A recent report from the University of Wisconsin's Cooperative Children's Book Center reveals the persistence of a diversity gap in literature for children and adolescents. In 2014, only 112 books for young people featured Asian/Pacific and Asian/Pacific American characters — an improvement from the 69 that were published in 2013 but still negligible considering that more than 2,500 juvenile titles are published every year. Authors Ellen Oh and Malinda Lo, critics Junko Yokota and Sarah Park Dahlen, and publishers like Lee and Low Books are among those leading the call for a better balance of stories in the children's literary landscape. But because Asian Americans hail from a variety of nations, cultures and ethnicities, and speak many different languages, a broad range of voices is needed.
Two new books for middle grade readers provide delightful, relatable characters whose families come from Vietnam and the Philippines — young women negotiating their cultural identities while trying to fit in with their middle school peer groups.
Thanhha Lai's "Listen, Slowly" (HarperCollins: 272 pp., $16.99, ages 10-up) is the story of 12-year-old Mai Le, who is dreaming of Laguna Beach and a certain boy in her class when her father and grandmother decide she'll spend her summer in Vietnam with them. Her grandmother, Ba, has learned that Mai's grandfather, once thought dead, may have survived as a prisoner of war. While her physician father engages in humanitarian work, and Ba searches for her long-lost love, Mai spends time in the small village where Ba grew up. Through prose so evocative we can feel the heat caressing Mai's skin as she lands, Lai transports the reader from suburban California to modern-day Vietnam.
The first part of the novel dives into the intergenerational conflict: Mai's father and grandmother struggle to immerse her in her heritage, while Mai mostly wants to stay connected to friends back home, like the effervescent, yet superficial Montana. A Newbery Honor and National Book Award-winning author, Lai's deft storytelling moves from Ba's war-era flashbacks to Mai's reluctant adjustment and eventual acceptance of village life, facilitated by two adolescents there: her cousin Ut and former exchange student Anh Minh. As Ut and Anh Minh unlock the Vietnamese language and culture for Mai, the three become friends. The serendipity that Mai finds is contrasted with the news that Ba has been waiting a lifetime to hear. While the book's target audience is for readers in the middle grades, even many teen readers will find much to love about Lai's sophomore novel.
Like Mai in "Listen, Slowly," the narrator of Erin Entrada Kelly's delightful debut, "Blackbird Fly" (HarperCollins: 272 pp., $16.99, ages 9-up), finds herself between cultures. Analyn "Apple" Yenko was born in the Philippines but is growing up in Louisiana, the only child of a single mother. Apple loves the Beatles to the point of obsession (her favorite is George Harrison), and dreams of becoming a rock star someday too. She is quirky and fun-loving, but between pressure by her mother to keep in touch with her culture and the awkwardness of being the only Filipina American at her school, her life is complicated. She is mislabeled as Chinese by her peers and asked offensive questions about her family's cuisine.

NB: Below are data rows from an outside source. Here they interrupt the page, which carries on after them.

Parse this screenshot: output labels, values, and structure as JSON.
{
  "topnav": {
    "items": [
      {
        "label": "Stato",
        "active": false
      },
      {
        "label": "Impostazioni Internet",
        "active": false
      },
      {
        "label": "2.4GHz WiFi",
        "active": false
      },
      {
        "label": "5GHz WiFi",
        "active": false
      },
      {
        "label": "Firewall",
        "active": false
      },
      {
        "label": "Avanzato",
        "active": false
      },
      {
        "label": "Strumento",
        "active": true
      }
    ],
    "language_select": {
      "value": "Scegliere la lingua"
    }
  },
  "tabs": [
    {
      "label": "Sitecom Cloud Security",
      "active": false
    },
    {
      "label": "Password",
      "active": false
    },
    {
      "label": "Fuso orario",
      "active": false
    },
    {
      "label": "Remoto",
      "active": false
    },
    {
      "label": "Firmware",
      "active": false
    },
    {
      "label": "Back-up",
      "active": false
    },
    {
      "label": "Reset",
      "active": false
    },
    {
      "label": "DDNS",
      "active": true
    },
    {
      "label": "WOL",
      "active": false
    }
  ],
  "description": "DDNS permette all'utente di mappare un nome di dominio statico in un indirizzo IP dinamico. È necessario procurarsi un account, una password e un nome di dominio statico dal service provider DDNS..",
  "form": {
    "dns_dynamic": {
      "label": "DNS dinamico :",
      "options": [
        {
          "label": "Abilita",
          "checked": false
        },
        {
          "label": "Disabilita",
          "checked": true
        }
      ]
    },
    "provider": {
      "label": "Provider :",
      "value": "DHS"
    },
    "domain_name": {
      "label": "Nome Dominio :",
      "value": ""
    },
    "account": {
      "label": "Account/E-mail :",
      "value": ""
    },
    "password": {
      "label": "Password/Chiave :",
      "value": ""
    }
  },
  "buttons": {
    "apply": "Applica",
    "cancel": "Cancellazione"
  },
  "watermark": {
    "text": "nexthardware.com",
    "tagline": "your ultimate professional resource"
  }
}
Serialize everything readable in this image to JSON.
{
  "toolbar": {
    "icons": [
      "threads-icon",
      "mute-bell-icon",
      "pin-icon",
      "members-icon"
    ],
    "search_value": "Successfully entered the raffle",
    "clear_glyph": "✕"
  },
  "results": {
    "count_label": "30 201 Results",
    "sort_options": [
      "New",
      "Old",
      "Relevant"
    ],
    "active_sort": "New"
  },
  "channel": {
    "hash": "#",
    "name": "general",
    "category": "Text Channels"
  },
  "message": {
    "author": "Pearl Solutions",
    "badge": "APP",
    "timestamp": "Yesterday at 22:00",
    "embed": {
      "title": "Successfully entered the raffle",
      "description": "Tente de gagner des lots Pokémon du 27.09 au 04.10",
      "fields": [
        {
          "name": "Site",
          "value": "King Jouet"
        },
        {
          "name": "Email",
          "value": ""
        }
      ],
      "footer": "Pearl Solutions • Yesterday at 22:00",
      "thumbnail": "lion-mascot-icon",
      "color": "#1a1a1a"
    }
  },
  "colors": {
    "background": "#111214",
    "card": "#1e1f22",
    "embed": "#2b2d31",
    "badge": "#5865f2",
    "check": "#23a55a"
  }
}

Everything changes when the boys at school put Apple on the dreaded Dog Log, a listing of those who are not popular, and she is socially ostracized. She quickly learns who her real friends are when former pals Alyssa and Gretchen distance themselves from her so that they are not tainted by association. Of course, Apple makes new friends, including Evan Temple, a new boy from California, and Helena, another girl who was placed on the Dog Log.
While the basic plot is well-trodden ground for this age level and genre, what sets Kelly's book apart is the combination of a quirky narrator and many details about living in a first-generation Filipino American household. Although the racist and xenophobic remarks by the Dog Log creators are never punished by adults, this reflects the kinds of bullying that many middle schoolers experience daily. Through her love of music, learning to embrace her culture and her new friends, Apple starts to soar like the eponymous blackbird of her favorite Beatles song.
Thomas is an assistant professor at the University of Pennsylvania's Graduate School of Education and is co-editor of "Reading African American Experiences in the Obama Era."